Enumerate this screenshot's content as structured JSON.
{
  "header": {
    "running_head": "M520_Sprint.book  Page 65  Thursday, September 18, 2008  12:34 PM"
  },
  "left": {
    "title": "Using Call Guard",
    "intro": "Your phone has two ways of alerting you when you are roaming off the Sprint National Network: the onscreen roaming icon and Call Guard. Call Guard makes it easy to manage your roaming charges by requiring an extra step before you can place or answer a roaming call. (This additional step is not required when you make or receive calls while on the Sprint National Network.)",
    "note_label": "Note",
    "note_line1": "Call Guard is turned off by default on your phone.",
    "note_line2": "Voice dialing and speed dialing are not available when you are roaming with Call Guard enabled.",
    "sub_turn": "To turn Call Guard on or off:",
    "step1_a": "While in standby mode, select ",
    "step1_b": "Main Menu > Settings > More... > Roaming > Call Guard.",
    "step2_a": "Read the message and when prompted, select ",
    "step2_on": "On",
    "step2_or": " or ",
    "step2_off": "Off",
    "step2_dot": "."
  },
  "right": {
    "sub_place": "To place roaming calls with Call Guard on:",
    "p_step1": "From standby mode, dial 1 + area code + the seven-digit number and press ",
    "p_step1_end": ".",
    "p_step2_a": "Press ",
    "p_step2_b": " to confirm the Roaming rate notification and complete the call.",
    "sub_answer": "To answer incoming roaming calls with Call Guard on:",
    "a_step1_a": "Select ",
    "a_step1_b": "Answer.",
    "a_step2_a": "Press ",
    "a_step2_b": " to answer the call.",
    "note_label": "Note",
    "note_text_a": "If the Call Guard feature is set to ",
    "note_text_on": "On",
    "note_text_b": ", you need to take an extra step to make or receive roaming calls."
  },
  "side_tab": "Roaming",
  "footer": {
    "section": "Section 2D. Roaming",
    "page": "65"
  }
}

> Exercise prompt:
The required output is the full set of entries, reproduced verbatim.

> Solution to the problem:
Enumerate this screenshot's content as structured JSON.
{
  "header": {
    "running_head": "M520_Sprint.book  Page 65  Thursday, September 18, 2008  12:34 PM"
  },
  "left": {
    "title": "Using Call Guard",
    "intro": "Your phone has two ways of alerting you when you are roaming off the Sprint National Network: the onscreen roaming icon and Call Guard. Call Guard makes it easy to manage your roaming charges by requiring an extra step before you can place or answer a roaming call. (This additional step is not required when you make or receive calls while on the Sprint National Network.)",
    "note_label": "Note",
    "note_line1": "Call Guard is turned off by default on your phone.",
    "note_line2": "Voice dialing and speed dialing are not available when you are roaming with Call Guard enabled.",
    "sub_turn": "To turn Call Guard on or off:",
    "step1_a": "While in standby mode, select ",
    "step1_b": "Main Menu > Settings > More... > Roaming > Call Guard.",
    "step2_a": "Read the message and when prompted, select ",
    "step2_on": "On",
    "step2_or": " or ",
    "step2_off": "Off",
    "step2_dot": "."
  },
  "right": {
    "sub_place": "To place roaming calls with Call Guard on:",
    "p_step1": "From standby mode, dial 1 + area code + the seven-digit number and press ",
    "p_step1_end": ".",
    "p_step2_a": "Press ",
    "p_step2_b": " to confirm the Roaming rate notification and complete the call.",
    "sub_answer": "To answer incoming roaming calls with Call Guard on:",
    "a_step1_a": "Select ",
    "a_step1_b": "Answer.",
    "a_step2_a": "Press ",
    "a_step2_b": " to answer the call.",
    "note_label": "Note",
    "note_text_a": "If the Call Guard feature is set to ",
    "note_text_on": "On",
    "note_text_b": ", you need to take an extra step to make or receive roaming calls."
  },
  "side_tab": "Roaming",
  "footer": {
    "section": "Section 2D. Roaming",
    "page": "65"
  }
}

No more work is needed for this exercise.